What is a Lottery?


Lottery is a game of chance in which people pay for a ticket or tickets with numbers on them, and prizes are awarded to winners based on the number of numbers they match. The game has been around for centuries, from the Old Testament to the Roman Empire (Nero was a fan) to colonial America. While some early American lotteries were used as a kind of party game, during the Roman Saturnalia, others were conducted to raise money for public works. Lotteries were popular in the colonies and were used to finance everything from the construction of the Mountain Road in Virginia to the purchase of cannons for the Revolutionary War.

Some state governments still use lotteries as a way to raise money for a variety of purposes, including public projects and welfare programs. Lotteries are a form of gambling, and many people have objections to them, particularly Christians. In the nineteenth century, ten states banned them for a period of a few years. However, after the nation’s tax revolt of the late twentieth century, lottery participation increased dramatically, and now there are seventeen lotteries operating in the United States.

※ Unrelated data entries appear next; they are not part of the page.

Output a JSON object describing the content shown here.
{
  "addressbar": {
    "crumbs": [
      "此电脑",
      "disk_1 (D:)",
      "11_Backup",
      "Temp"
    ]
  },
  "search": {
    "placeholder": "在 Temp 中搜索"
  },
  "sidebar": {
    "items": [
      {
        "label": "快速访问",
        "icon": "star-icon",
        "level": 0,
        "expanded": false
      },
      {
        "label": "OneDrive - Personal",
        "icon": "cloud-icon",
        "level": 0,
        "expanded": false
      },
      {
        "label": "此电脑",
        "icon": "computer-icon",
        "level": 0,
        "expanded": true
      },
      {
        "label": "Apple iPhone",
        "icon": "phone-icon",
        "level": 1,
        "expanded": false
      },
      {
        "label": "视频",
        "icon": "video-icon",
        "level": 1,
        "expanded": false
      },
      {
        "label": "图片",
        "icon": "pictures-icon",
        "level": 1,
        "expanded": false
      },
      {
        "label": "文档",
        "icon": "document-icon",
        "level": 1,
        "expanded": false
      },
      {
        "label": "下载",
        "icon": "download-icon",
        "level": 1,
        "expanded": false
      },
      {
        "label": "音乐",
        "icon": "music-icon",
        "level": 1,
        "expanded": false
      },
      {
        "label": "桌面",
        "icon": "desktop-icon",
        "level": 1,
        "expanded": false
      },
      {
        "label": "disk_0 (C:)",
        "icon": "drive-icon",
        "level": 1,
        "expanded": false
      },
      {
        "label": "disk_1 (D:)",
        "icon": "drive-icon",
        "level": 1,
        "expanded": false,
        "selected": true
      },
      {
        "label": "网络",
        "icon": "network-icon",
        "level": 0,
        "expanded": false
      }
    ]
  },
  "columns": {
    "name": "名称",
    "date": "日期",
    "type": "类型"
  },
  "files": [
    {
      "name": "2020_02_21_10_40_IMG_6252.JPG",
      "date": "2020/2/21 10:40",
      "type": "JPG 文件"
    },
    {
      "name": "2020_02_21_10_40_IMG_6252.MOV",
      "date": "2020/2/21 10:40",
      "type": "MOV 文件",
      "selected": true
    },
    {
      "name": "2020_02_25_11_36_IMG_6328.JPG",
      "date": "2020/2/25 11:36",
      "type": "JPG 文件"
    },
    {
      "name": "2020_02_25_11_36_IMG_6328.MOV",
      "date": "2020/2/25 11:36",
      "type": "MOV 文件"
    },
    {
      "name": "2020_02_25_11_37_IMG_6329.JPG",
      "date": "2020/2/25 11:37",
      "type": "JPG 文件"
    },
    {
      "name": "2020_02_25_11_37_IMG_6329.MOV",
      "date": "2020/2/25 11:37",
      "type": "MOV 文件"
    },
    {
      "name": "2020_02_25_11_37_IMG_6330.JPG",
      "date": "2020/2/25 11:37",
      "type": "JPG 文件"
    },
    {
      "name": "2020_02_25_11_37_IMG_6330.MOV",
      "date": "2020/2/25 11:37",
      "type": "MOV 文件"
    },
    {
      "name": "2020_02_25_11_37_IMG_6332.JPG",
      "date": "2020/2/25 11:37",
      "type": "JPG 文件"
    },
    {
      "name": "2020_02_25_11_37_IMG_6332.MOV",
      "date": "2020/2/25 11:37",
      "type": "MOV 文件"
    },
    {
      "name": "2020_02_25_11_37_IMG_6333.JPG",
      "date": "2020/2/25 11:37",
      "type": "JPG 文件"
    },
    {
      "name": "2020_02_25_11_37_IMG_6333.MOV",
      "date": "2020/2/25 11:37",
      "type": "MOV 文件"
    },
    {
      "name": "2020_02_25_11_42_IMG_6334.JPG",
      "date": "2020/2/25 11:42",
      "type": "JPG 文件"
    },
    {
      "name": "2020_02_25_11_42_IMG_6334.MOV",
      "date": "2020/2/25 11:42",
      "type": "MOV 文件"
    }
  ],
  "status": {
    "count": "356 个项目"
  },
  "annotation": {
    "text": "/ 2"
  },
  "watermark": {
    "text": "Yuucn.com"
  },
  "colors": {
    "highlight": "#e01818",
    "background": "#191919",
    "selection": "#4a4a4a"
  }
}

There are a few rules to lottery play, and winning is not easy. One important principle is that no single number is luckier than another, so it’s important to select a range of numbers that includes all possible combinations. It’s also a good idea to avoid numbers that end in the same digit, as they are more likely to appear together than other numbers. Also, be sure to buy multiple tickets so that you can cover all the combinations in a draw.